##### INFORMATION SHOWN #####

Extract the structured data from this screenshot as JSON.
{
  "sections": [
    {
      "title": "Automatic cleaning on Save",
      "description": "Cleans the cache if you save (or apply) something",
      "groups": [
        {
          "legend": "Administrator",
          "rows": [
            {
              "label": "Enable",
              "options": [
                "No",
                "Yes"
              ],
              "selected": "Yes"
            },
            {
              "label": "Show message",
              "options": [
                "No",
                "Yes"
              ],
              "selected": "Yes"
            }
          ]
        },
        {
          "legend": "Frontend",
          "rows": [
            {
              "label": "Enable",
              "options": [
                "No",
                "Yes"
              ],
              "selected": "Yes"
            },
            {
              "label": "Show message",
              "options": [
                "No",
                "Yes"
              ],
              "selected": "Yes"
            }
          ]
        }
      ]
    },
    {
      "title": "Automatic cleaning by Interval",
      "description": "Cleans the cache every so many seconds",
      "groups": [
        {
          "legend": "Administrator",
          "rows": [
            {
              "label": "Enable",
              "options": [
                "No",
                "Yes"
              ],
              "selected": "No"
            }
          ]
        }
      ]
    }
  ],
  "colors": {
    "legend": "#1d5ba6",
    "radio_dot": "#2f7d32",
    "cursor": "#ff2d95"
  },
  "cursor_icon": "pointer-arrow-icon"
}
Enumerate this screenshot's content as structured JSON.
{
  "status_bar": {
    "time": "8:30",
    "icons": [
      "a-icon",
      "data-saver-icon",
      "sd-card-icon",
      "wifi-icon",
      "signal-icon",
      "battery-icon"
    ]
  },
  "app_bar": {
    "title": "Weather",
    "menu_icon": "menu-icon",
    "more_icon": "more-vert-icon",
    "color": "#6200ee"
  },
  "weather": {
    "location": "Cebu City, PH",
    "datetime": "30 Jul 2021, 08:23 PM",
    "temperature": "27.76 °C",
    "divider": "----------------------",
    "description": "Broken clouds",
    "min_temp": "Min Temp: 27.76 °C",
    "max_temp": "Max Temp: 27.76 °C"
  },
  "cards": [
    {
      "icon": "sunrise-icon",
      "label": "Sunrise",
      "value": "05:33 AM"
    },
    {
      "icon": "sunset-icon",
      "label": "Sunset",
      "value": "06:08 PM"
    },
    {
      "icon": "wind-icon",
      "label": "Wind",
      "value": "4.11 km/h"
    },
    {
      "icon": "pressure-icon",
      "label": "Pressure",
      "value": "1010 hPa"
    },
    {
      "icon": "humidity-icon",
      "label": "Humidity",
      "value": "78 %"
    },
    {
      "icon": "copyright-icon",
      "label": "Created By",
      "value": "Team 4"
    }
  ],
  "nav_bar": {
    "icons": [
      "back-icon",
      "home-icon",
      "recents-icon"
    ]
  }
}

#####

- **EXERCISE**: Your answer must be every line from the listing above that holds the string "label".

- **FINISHED TASK**:
              "label": "Enable",
              "label": "Show message",
              "label": "Enable",
              "label": "Show message",
              "label": "Enable",
      "label": "Sunrise",
      "label": "Sunset",
      "label": "Wind",
      "label": "Pressure",
      "label": "Humidity",
      "label": "Created By",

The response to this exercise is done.